TWO SIDES, SAME COIN Kane and Overly. [Photo by Peter Goldberg]
Some people are brittle and dry as tinder, but they don't have the sense to not play with matches. The two women at the dangerous center of Martin McDonagh's The Beauty Queen of Leenane could blaze up at any moment, and we know that one or both will by the end. Each is filled with so much pent-up hatred that spontaneous combustion seems a distinct possibility.
The Sandra Feinstein-Gamm Theatre is staging it through June 2, directed with smart pacing and finesse by Judith Swift.
This is the first play of McDonough's two trilogies set in County Galway where, judging by these stories, the predominant pastimes are violence and dark humor. So the two women in Beauty Queen can be thought of as psychological templates for the playwright's ensuing examinations.

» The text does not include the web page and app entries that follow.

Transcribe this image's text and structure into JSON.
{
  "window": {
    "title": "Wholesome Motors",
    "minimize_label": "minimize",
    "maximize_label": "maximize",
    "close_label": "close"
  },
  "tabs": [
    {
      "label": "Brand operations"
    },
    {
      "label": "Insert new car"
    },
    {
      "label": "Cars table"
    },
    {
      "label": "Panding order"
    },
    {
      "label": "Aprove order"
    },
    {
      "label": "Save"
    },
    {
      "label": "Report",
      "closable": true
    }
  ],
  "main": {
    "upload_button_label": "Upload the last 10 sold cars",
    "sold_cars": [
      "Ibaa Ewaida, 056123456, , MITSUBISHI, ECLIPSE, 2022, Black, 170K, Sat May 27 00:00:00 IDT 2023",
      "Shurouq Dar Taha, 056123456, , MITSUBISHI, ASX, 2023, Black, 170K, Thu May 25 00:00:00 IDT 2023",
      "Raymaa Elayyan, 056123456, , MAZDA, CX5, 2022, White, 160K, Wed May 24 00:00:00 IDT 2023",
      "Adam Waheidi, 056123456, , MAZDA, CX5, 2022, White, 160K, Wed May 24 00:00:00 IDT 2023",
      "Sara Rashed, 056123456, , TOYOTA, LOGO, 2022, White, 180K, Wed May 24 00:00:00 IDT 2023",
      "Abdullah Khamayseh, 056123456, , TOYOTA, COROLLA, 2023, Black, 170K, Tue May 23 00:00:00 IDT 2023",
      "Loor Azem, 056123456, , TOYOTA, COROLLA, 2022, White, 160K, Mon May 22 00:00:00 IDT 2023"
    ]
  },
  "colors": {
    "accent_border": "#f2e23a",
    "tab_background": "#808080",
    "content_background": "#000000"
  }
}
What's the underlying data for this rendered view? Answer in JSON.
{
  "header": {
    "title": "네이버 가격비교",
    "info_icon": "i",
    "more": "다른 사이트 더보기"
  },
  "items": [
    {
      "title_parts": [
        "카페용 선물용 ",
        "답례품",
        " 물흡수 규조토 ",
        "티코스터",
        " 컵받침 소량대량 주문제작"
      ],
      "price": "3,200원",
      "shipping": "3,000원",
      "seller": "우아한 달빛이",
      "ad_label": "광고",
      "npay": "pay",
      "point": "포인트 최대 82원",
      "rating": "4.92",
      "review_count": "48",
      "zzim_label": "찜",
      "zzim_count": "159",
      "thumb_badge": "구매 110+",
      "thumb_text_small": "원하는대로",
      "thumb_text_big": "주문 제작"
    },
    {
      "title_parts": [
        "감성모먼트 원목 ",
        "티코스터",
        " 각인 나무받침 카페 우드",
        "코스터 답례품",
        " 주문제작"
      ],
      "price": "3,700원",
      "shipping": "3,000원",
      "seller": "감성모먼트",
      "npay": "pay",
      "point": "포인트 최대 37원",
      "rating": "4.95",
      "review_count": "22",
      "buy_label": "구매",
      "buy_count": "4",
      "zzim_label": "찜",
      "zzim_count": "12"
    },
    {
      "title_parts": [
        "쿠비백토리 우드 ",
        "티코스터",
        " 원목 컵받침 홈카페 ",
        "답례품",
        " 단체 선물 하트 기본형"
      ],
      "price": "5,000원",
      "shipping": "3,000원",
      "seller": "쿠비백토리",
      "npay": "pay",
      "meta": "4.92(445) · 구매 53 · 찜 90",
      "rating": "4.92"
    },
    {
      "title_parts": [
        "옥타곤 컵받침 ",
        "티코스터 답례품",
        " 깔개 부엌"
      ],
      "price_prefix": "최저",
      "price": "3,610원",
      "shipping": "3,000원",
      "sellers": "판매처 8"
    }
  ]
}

Mag Folan (Wendy Overly) is a sour old woman, a queen in her own right, judging from the way she orders around her daughter from her rocking chair throne. Maureen Folan (Jeanine Kane) is 40 years old and poised for a spinsterhood equally grim.

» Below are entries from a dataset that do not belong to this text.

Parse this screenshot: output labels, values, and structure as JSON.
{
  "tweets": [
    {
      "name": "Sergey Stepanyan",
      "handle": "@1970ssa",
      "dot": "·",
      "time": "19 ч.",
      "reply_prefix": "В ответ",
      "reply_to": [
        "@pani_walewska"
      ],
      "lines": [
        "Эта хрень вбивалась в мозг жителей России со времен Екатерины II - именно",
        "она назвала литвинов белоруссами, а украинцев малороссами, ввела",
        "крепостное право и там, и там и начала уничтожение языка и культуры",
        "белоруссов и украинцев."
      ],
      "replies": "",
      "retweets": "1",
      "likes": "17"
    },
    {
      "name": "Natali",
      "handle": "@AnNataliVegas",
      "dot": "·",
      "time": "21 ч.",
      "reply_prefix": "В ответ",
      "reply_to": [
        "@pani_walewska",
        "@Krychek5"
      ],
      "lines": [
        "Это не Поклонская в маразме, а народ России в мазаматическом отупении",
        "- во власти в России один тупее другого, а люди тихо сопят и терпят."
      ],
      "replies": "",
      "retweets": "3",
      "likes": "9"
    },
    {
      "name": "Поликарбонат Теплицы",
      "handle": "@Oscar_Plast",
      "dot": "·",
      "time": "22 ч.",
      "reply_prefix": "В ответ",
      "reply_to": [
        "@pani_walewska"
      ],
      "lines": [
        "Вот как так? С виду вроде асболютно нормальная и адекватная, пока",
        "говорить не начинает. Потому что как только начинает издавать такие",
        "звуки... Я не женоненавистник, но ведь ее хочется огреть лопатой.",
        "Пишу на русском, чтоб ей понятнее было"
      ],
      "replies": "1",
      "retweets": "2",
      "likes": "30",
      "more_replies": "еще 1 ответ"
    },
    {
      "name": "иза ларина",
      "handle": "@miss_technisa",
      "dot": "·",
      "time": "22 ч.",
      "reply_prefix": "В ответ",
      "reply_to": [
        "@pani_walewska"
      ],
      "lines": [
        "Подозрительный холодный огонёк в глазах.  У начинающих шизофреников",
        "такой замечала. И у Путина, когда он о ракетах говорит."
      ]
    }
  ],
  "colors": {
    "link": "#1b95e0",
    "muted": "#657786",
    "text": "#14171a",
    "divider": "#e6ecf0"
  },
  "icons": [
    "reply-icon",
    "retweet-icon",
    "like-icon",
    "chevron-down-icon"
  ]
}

Despite the dark cloud hanging over everyone, there is plenty of leavening humor. Incidental stuff, on the order of every recurring reference to a Father Welsh starting out with his being called Father Walsh.
The one-room set is dense with characterizing detail. Above the fireplace is a nearly empty bottle of whiskey; no family photos, but one of JFK. There's an embroidery oval with the Sacred Heart of Jesus, and a white enamel sink into which Mag pours her night's pee, despite her daughter's persistent objections.

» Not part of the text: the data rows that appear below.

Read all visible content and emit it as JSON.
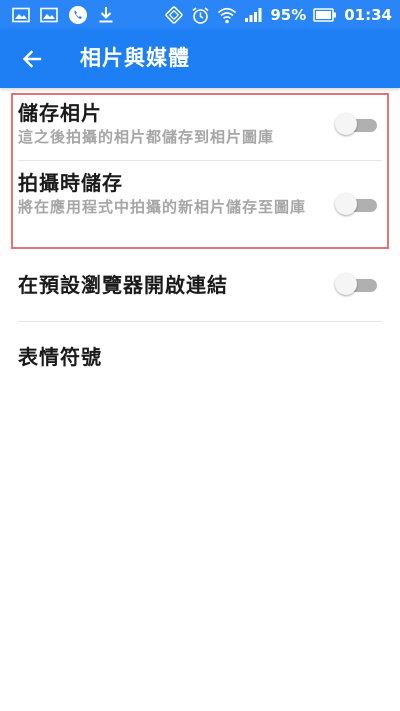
{
  "status_bar": {
    "battery": "95%",
    "time": "01:34",
    "left_icons": [
      "image-icon",
      "image-icon",
      "phone-icon",
      "download-icon"
    ],
    "right_icons": [
      "vibrate-icon",
      "alarm-icon",
      "wifi-icon",
      "signal-icon",
      "battery-icon"
    ]
  },
  "app_bar": {
    "title": "相片與媒體",
    "back_icon": "arrow-left-icon"
  },
  "settings": [
    {
      "title": "儲存相片",
      "subtitle": "這之後拍攝的相片都儲存到相片圖庫",
      "enabled": false
    },
    {
      "title": "拍攝時儲存",
      "subtitle": "將在應用程式中拍攝的新相片儲存至圖庫",
      "enabled": false
    },
    {
      "title": "在預設瀏覽器開啟連結",
      "enabled": false
    },
    {
      "title": "表情符號"
    }
  ],
  "colors": {
    "primary": "#1e7ff5",
    "status_bar": "#2a86f6",
    "highlight_border": "#e4727a",
    "subtitle_text": "#a6a6a6"
  }
}
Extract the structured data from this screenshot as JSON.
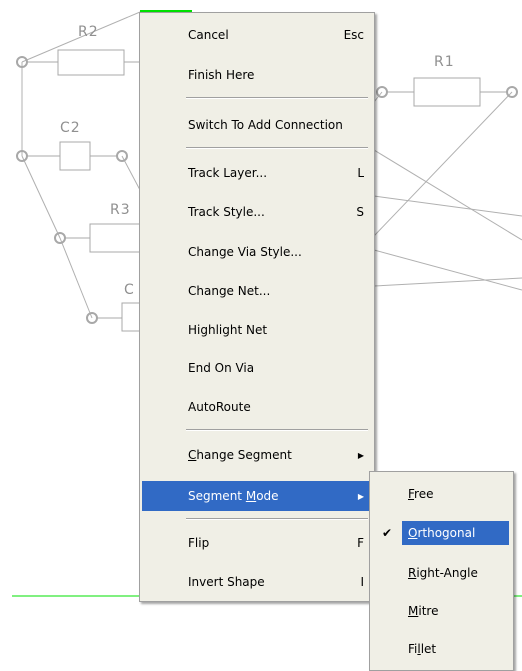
{
  "schematic": {
    "labels": [
      "R2",
      "C2",
      "R3",
      "C",
      "R1"
    ]
  },
  "main_menu": {
    "items": [
      {
        "label": "Cancel",
        "shortcut": "Esc"
      },
      {
        "label": "Finish Here"
      },
      {
        "label": "Switch To Add Connection"
      },
      {
        "label": "Track Layer...",
        "shortcut": "L"
      },
      {
        "label": "Track Style...",
        "shortcut": "S"
      },
      {
        "label": "Change Via Style..."
      },
      {
        "label": "Change Net..."
      },
      {
        "label": "Highlight Net"
      },
      {
        "label": "End On Via"
      },
      {
        "label": "AutoRoute"
      },
      {
        "label": "Change Segment",
        "accel": "C",
        "rest": "hange Segment",
        "submenu": true
      },
      {
        "label": "Segment Mode",
        "pre": "Segment ",
        "accel": "M",
        "rest": "ode",
        "submenu": true,
        "highlighted": true
      },
      {
        "label": "Flip",
        "shortcut": "F"
      },
      {
        "label": "Invert Shape",
        "shortcut": "I"
      }
    ]
  },
  "submenu": {
    "items": [
      {
        "label": "Free",
        "accel": "F",
        "rest": "ree"
      },
      {
        "label": "Orthogonal",
        "accel": "O",
        "rest": "rthogonal",
        "checked": true,
        "highlighted": true
      },
      {
        "label": "Right-Angle",
        "accel": "R",
        "rest": "ight-Angle"
      },
      {
        "label": "Mitre",
        "accel": "M",
        "rest": "itre"
      },
      {
        "label": "Fillet",
        "pre": "Fi",
        "accel": "l",
        "rest": "let"
      }
    ]
  },
  "colors": {
    "selection": "#316ac5",
    "menu_bg": "#f0efe6",
    "wire": "#b0b0b0",
    "track": "#00e000"
  }
}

That last detail demonstrates their twisted dynamic: resentful tolerance punctuated by petty intentional annoyances. Maureen can leave the lumps in or not when she stirs her mother's porridge; Mag can time her incessant requests for maximum inconvenience. The first 10 minutes or so of the play have Maureen not able to sit down to her True Detective magazine for more than seconds at a time before her mother asks her to turn on the radio, or turn it down, or make her some tea, or whatever.
Overly is remarkable in how she keeps us fascinated. After all, we are seeing a mean old woman we could label and dismiss as a hissing dragon hunched over her treasure of enmity, not worth paying further attention to. She does so by making us watch for every tiny cruelty bubbling up from her black heart, revealing themselves in her squinting eyes and smiles of dark revelation.
It's not as though Maureen is a browbeaten servant. "You're old, you're stupid, and you don't know what you're talking about" is her typical observation. So we wonder why she lets herself be ordered around. Some token vestige of maternal fealty? Catholic penance? Guilt? Kane fine-tunes Maureen's responses, so we see which are reflexive and which intended.
The only visitor they usually get is Ray Dooley, played by Joe Short as boyishly antic, ping-ponging about the room and not able to sit without wiggling his feet. He comes there only when there is some message to give them. After 10 years, he is still angry with Maureen for having confiscated a tetherball that he and some other boys accidentally batted onto her property. (In this understated way, we are informed of the dire poverty of the village — they could never afford to replace it.)